(Task inputs):
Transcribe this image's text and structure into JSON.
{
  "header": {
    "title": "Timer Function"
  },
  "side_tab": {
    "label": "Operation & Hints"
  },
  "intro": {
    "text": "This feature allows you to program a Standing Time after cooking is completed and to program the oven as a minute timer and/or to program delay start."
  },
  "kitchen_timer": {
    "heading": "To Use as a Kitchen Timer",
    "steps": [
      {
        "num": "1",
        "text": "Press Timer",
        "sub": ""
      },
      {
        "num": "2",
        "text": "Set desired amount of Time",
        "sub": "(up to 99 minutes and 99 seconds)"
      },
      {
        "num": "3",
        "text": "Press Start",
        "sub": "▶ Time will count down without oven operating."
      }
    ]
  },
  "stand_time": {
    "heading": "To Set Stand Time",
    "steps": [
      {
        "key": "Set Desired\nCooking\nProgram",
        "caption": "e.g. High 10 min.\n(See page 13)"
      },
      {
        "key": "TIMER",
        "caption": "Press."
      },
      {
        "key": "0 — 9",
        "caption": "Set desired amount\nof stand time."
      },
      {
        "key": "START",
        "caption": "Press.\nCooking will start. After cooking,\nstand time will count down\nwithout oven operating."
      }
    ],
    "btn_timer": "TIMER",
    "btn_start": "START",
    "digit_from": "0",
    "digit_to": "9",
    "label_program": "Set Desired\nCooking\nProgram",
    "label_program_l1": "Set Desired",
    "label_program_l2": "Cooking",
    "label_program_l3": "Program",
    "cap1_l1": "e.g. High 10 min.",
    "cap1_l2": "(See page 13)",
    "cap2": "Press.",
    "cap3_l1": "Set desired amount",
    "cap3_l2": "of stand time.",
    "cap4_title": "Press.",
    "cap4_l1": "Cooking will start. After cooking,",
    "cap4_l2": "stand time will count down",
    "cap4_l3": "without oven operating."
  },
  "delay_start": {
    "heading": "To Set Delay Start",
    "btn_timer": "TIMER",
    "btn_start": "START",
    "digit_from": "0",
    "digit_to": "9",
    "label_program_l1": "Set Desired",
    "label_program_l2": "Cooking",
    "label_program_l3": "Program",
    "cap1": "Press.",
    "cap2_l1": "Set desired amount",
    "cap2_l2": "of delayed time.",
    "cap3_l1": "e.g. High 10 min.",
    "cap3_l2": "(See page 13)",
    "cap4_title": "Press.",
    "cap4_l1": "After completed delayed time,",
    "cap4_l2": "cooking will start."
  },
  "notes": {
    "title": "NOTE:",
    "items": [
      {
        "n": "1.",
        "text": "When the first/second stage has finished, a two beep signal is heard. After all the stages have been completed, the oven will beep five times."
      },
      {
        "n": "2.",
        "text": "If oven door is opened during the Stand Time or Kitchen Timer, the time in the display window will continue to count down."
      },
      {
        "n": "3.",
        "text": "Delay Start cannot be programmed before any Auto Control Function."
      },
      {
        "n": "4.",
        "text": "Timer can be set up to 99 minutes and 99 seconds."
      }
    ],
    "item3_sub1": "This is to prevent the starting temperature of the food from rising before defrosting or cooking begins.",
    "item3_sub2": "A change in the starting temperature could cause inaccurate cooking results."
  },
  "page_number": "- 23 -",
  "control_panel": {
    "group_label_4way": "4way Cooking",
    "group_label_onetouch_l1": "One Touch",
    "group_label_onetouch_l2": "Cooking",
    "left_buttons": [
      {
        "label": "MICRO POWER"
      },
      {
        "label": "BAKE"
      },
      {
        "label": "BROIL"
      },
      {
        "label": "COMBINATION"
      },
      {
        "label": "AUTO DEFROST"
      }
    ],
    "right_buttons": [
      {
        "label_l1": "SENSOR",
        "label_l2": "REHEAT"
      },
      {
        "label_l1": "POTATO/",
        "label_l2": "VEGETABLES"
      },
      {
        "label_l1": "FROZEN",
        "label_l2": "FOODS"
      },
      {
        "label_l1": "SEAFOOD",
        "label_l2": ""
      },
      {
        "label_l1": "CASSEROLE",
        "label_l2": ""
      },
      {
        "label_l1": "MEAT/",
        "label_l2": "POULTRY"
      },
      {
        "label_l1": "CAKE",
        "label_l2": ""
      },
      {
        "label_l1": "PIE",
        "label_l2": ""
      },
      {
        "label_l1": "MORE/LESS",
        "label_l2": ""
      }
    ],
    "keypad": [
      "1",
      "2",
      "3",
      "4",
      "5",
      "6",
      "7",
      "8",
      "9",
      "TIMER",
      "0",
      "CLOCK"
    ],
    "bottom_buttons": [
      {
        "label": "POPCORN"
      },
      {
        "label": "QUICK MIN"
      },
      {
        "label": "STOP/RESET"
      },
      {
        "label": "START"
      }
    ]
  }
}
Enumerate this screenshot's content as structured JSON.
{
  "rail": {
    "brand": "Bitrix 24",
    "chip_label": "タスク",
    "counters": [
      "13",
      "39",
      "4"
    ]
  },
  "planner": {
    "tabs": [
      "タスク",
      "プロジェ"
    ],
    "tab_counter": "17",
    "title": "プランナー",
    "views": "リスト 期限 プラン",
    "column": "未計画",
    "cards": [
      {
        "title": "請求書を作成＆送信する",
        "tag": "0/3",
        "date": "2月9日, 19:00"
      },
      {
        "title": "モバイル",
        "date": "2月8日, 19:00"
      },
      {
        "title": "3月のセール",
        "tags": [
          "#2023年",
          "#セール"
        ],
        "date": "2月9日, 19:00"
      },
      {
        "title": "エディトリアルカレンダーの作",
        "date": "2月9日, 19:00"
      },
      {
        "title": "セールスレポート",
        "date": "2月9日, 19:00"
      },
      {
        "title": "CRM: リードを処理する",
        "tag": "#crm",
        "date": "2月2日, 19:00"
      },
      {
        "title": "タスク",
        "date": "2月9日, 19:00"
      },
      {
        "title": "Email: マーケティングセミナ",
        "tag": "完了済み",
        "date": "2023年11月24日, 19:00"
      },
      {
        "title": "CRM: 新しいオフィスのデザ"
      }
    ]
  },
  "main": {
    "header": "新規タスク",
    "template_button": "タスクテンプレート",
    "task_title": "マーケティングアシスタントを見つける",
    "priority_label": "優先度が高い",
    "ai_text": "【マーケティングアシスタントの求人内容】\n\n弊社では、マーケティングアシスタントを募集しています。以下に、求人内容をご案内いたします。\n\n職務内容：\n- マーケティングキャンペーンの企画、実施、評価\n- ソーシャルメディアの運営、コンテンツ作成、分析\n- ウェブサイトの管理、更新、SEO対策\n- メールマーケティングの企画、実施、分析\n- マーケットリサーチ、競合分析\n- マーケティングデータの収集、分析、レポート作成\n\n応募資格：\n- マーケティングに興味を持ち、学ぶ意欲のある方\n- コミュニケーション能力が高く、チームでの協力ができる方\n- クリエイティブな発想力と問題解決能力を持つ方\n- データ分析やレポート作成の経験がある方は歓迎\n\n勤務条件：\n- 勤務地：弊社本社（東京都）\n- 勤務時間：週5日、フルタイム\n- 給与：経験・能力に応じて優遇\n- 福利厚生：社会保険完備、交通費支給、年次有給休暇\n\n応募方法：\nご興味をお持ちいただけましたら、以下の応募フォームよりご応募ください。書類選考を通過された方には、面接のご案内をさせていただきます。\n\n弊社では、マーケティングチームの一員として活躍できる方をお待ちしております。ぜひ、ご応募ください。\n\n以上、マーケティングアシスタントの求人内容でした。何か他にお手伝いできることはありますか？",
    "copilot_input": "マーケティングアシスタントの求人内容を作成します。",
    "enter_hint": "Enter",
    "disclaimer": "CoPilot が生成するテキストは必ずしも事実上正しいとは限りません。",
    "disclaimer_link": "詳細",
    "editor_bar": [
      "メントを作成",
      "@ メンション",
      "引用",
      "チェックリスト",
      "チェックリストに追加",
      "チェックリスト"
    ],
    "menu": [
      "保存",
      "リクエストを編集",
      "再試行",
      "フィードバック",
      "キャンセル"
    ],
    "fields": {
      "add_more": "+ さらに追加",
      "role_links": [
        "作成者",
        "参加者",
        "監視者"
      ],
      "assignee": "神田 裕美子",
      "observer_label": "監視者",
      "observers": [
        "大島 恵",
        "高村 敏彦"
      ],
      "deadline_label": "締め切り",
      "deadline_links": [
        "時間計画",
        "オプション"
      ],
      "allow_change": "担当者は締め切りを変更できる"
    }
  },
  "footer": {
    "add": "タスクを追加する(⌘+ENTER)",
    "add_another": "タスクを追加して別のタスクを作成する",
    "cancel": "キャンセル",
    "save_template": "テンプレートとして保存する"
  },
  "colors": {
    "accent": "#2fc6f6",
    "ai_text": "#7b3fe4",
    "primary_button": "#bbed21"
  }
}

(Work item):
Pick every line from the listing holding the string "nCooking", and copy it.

(Your response):
        "key": "Set Desired\nCooking\nProgram",
        "caption": "Press.\nCooking will start. After cooking,\nstand time will count down\nwithout oven operating."
    "label_program": "Set Desired\nCooking\nProgram",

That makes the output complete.